> [Exercise brief]:
Search the material below for "home" and copy every line where it occurs.

- - - - -

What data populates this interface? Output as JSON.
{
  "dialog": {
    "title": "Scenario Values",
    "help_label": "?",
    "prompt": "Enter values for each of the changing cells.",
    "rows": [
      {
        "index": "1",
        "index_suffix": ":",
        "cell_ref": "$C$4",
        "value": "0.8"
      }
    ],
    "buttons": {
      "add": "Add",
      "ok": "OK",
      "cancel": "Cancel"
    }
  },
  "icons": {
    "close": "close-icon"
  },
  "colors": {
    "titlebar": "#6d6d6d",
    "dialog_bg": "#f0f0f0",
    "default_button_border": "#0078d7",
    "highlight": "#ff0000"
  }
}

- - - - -

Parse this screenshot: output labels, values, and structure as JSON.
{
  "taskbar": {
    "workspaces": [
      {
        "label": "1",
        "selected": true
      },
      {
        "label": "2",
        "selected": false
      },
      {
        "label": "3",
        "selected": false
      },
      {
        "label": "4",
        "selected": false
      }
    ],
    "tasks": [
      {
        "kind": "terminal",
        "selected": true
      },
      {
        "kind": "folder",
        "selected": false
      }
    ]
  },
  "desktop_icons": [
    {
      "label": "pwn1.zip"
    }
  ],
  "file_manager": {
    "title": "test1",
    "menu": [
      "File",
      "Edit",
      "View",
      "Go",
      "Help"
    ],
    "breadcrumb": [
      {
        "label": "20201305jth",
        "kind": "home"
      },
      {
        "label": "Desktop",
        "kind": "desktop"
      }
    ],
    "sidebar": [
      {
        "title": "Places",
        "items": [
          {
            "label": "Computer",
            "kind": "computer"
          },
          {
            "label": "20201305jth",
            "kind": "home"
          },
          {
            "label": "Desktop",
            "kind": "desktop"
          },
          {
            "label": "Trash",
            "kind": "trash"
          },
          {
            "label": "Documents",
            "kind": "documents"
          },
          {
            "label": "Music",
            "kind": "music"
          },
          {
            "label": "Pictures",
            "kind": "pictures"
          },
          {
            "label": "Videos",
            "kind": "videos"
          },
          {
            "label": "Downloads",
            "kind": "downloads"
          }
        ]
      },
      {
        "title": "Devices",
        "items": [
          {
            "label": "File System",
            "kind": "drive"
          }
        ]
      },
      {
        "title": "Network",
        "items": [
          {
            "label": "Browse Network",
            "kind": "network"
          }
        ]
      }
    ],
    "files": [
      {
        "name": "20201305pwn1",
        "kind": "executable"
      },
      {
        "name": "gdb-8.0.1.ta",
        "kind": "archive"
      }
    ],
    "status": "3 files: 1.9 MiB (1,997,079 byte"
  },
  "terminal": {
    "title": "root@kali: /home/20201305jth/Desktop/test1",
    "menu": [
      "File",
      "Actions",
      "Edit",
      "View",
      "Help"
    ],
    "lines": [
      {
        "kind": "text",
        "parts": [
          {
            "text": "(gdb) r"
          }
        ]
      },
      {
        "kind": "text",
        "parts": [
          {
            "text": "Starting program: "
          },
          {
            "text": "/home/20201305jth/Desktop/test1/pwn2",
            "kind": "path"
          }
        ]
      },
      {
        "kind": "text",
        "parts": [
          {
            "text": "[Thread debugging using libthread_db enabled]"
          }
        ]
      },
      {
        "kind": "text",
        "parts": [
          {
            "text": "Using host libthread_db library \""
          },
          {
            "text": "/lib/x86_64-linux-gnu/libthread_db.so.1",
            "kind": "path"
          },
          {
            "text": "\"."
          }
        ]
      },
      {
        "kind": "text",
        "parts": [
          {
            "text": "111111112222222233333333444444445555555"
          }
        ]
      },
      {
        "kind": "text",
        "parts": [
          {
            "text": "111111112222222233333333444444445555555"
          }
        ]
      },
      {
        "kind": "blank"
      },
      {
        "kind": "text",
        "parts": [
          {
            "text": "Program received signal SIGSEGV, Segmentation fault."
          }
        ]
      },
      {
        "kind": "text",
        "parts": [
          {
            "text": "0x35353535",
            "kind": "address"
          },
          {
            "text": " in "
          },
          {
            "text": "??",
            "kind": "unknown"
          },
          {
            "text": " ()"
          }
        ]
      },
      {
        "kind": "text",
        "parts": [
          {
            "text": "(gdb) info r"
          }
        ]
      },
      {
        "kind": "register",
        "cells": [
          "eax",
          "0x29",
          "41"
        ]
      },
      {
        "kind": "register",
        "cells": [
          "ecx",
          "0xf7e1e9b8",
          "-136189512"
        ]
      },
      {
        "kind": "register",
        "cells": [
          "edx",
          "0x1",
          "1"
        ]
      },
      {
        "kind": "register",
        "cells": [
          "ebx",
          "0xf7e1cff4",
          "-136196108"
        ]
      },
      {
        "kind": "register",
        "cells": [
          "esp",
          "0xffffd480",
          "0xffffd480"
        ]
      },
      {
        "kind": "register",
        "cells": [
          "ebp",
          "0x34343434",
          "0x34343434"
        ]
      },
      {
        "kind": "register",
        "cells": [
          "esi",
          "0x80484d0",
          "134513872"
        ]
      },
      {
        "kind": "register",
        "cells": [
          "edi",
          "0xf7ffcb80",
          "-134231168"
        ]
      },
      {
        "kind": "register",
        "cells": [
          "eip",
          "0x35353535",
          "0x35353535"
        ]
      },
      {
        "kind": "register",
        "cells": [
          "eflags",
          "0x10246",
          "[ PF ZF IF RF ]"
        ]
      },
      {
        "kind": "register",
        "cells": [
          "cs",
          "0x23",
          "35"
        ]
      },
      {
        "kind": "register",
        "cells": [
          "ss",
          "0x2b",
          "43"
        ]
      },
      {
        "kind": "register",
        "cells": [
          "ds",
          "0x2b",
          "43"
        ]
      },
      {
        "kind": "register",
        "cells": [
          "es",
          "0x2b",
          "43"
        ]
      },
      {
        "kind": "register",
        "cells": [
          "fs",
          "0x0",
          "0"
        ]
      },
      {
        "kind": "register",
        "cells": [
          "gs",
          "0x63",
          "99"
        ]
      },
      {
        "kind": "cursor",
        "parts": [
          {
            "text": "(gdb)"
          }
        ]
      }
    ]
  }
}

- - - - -

> [Result of the task]:
        "kind": "home"
            "kind": "home"
    "title": "root@kali: /home/20201305jth/Desktop/test1",
            "text": "/home/20201305jth/Desktop/test1/pwn2",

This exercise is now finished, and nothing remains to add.